### About this task
All of the records below should be retyped exactly, with no pictures included.

### Records
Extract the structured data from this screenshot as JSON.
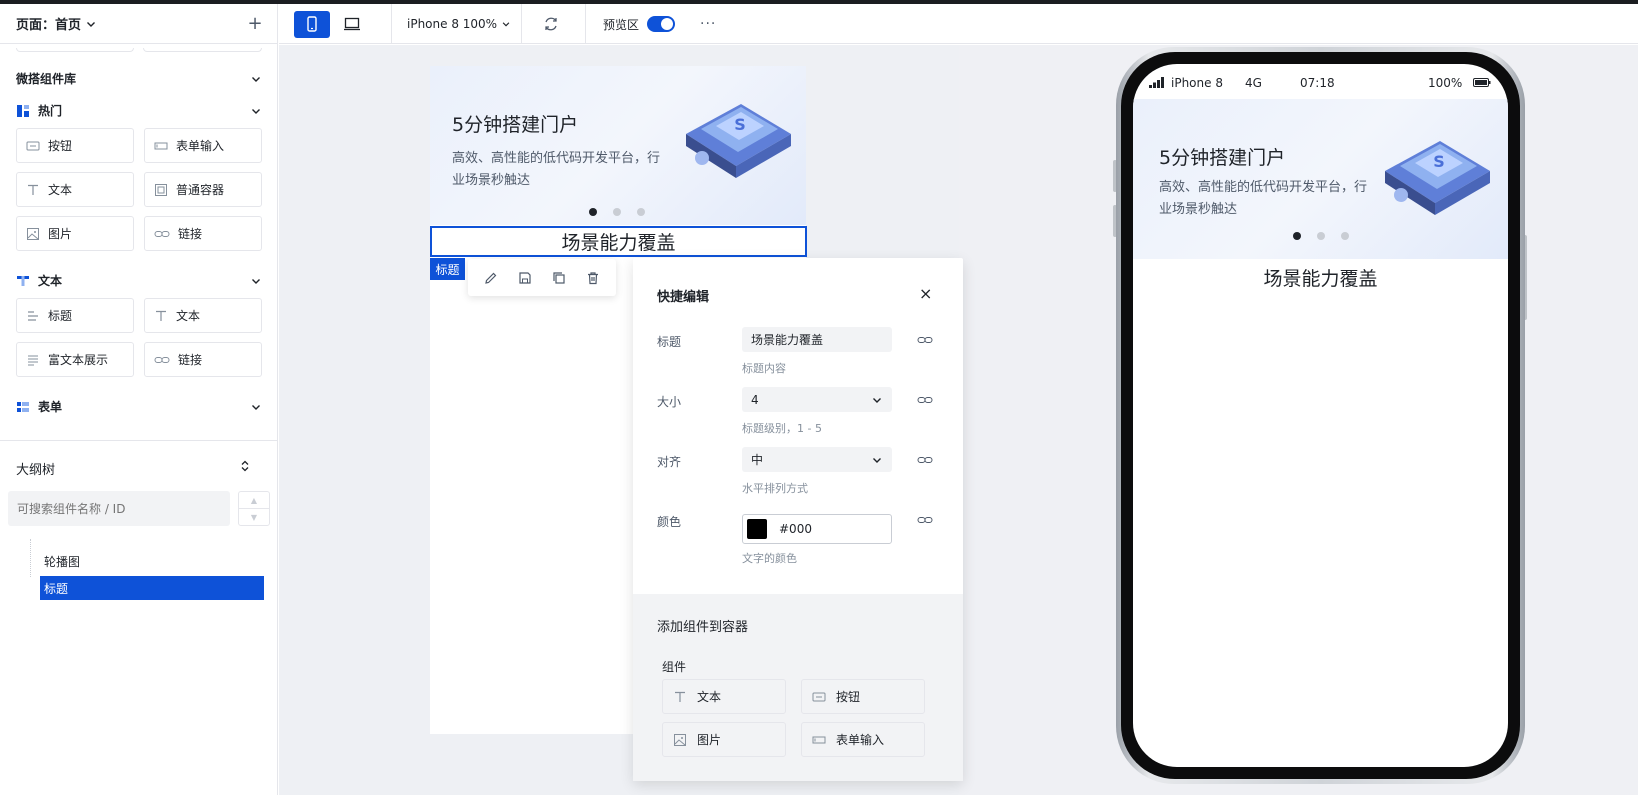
{
  "sidebar": {
    "page_label": "页面：首页",
    "add_label": "+",
    "library_title": "微搭组件库",
    "groups": [
      {
        "title": "热门",
        "icon": "grid-icon",
        "items": [
          "按钮",
          "表单输入",
          "文本",
          "普通容器",
          "图片",
          "链接"
        ]
      },
      {
        "title": "文本",
        "icon": "text-t-icon",
        "items": [
          "标题",
          "文本",
          "富文本展示",
          "链接"
        ]
      },
      {
        "title": "表单",
        "icon": "form-icon",
        "items": []
      }
    ]
  },
  "outline": {
    "title": "大纲树",
    "search_placeholder": "可搜索组件名称 / ID",
    "items": [
      "轮播图",
      "标题"
    ],
    "selected_index": 1
  },
  "toolbar": {
    "device_label": "iPhone 8 100%",
    "preview_label": "预览区",
    "more_label": "···",
    "preview_on": true
  },
  "canvas": {
    "banner_title": "5分钟搭建门户",
    "banner_sub": "高效、高性能的低代码开发平台，行业场景秒触达",
    "heading": "场景能力覆盖",
    "heading_tag": "标题"
  },
  "quick_edit": {
    "title": "快捷编辑",
    "close_label": "×",
    "fields": [
      {
        "label": "标题",
        "value": "场景能力覆盖",
        "hint": "标题内容"
      },
      {
        "label": "大小",
        "value": "4",
        "hint": "标题级别，1 - 5"
      },
      {
        "label": "对齐",
        "value": "中",
        "hint": "水平排列方式"
      },
      {
        "label": "颜色",
        "value": "#000",
        "hint": "文字的颜色"
      }
    ],
    "add_title": "添加组件到容器",
    "add_sub": "组件",
    "components": [
      "文本",
      "按钮",
      "图片",
      "表单输入"
    ]
  },
  "phone": {
    "carrier": "iPhone 8",
    "network": "4G",
    "time": "07:18",
    "battery": "100%"
  },
  "colors": {
    "accent": "#0e52d8",
    "swatch": "#000000"
  }
}
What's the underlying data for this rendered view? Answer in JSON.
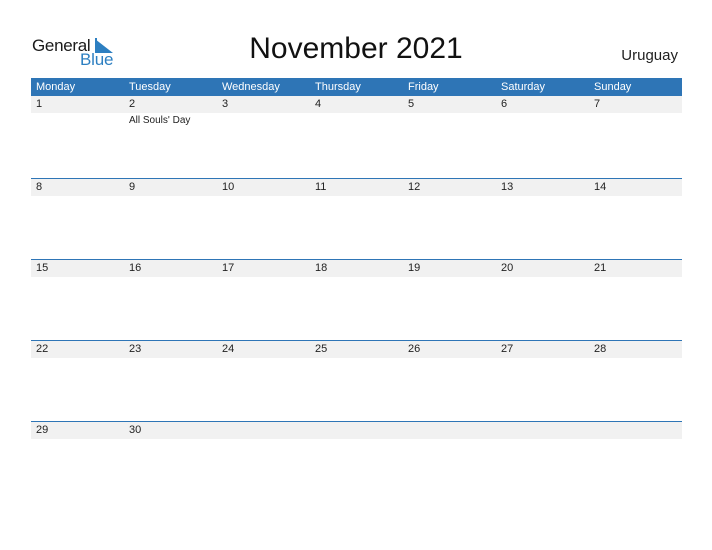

### Solution to this problem
Extract the structured data from this screenshot as JSON.
{
  "sidebar": {
    "page_label": "页面：首页",
    "add_label": "+",
    "library_title": "微搭组件库",
    "groups": [
      {
        "title": "热门",
        "icon": "grid-icon",
        "items": [
          "按钮",
          "表单输入",
          "文本",
          "普通容器",
          "图片",
          "链接"
        ]
      },
      {
        "title": "文本",
        "icon": "text-t-icon",
        "items": [
          "标题",
          "文本",
          "富文本展示",
          "链接"
        ]
      },
      {
        "title": "表单",
        "icon": "form-icon",
        "items": []
      }
    ]
  },
  "outline": {
    "title": "大纲树",
    "search_placeholder": "可搜索组件名称 / ID",
    "items": [
      "轮播图",
      "标题"
    ],
    "selected_index": 1
  },
  "toolbar": {
    "device_label": "iPhone 8 100%",
    "preview_label": "预览区",
    "more_label": "···",
    "preview_on": true
  },
  "canvas": {
    "banner_title": "5分钟搭建门户",
    "banner_sub": "高效、高性能的低代码开发平台，行业场景秒触达",
    "heading": "场景能力覆盖",
    "heading_tag": "标题"
  },
  "quick_edit": {
    "title": "快捷编辑",
    "close_label": "×",
    "fields": [
      {
        "label": "标题",
        "value": "场景能力覆盖",
        "hint": "标题内容"
      },
      {
        "label": "大小",
        "value": "4",
        "hint": "标题级别，1 - 5"
      },
      {
        "label": "对齐",
        "value": "中",
        "hint": "水平排列方式"
      },
      {
        "label": "颜色",
        "value": "#000",
        "hint": "文字的颜色"
      }
    ],
    "add_title": "添加组件到容器",
    "add_sub": "组件",
    "components": [
      "文本",
      "按钮",
      "图片",
      "表单输入"
    ]
  },
  "phone": {
    "carrier": "iPhone 8",
    "network": "4G",
    "time": "07:18",
    "battery": "100%"
  },
  "colors": {
    "accent": "#0e52d8",
    "swatch": "#000000"
  }
}
What's the underlying data for this rendered view? Answer in JSON.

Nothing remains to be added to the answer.